And how much WORSE does it feel when it’s YOUR KID causing all the commotion? (I’ve had that sinking feeling before, but never to this degree!) Sam steps back and tries to get a wider perspective on WTF is going on here. Why do some (presumably) otherwise reasonable adults think it’s OK to yell at a someone else’s child, or aggressively reprimand a parent who is dealing with a difficult kid in public? Why are people guileless about assuming and saying they know BETTER, no matter how inappropriate or insensitive the context?
In trying to be perfect parents — or at least good enough parents, at least that’s my mantra — it’s all too easy to critique others’ parenting. Or assume the other party is entitled parents who can’t control their kids. Regardless, Sam’s point rings true: Rabid judgment of parenting styles has reached epidemic proportions. This runs deep in both the non-parent community and the community with children. Lord knows I’m guilty of that offense. And I’m also saddened by the mean, petty, intractable flame wars that often result over these issues.

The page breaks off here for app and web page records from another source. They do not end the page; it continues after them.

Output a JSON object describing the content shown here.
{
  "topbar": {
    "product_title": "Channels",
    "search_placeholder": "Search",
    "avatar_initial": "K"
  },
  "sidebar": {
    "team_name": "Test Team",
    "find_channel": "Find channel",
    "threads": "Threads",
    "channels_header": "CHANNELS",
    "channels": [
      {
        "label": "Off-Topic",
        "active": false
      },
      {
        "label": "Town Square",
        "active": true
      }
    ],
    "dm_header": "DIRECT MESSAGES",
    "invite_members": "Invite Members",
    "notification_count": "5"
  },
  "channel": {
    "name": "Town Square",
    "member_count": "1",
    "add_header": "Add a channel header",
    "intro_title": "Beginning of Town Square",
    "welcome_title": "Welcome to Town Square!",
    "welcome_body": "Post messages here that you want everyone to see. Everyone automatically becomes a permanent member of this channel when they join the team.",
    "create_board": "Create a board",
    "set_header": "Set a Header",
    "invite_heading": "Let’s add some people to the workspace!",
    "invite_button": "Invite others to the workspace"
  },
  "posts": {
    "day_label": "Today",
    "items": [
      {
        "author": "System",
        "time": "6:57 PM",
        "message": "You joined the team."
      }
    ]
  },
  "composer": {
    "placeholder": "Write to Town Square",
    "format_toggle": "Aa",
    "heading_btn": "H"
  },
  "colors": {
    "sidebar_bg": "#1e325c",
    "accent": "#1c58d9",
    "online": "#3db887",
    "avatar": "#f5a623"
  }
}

I haven’t seen this kind of emotional explosion happen since 1979, when I midjudged the physics of a ketchup packet. The contents squirted up into a perfect arc, landing right on the shirt of the guy at the next table at a fried chicken joint on Bevelry Blvd. The dude insulted me and threatened to kick my father’s ass in the parking lot. My dad tried to diffuse the situation and offered him money to clean his jersey shirt, while my face burned with shame. I’d like to think we’ve evolved a little further than that. Apparently not. As Sam pointedly asks, Where’s the empathy? Where’s the village?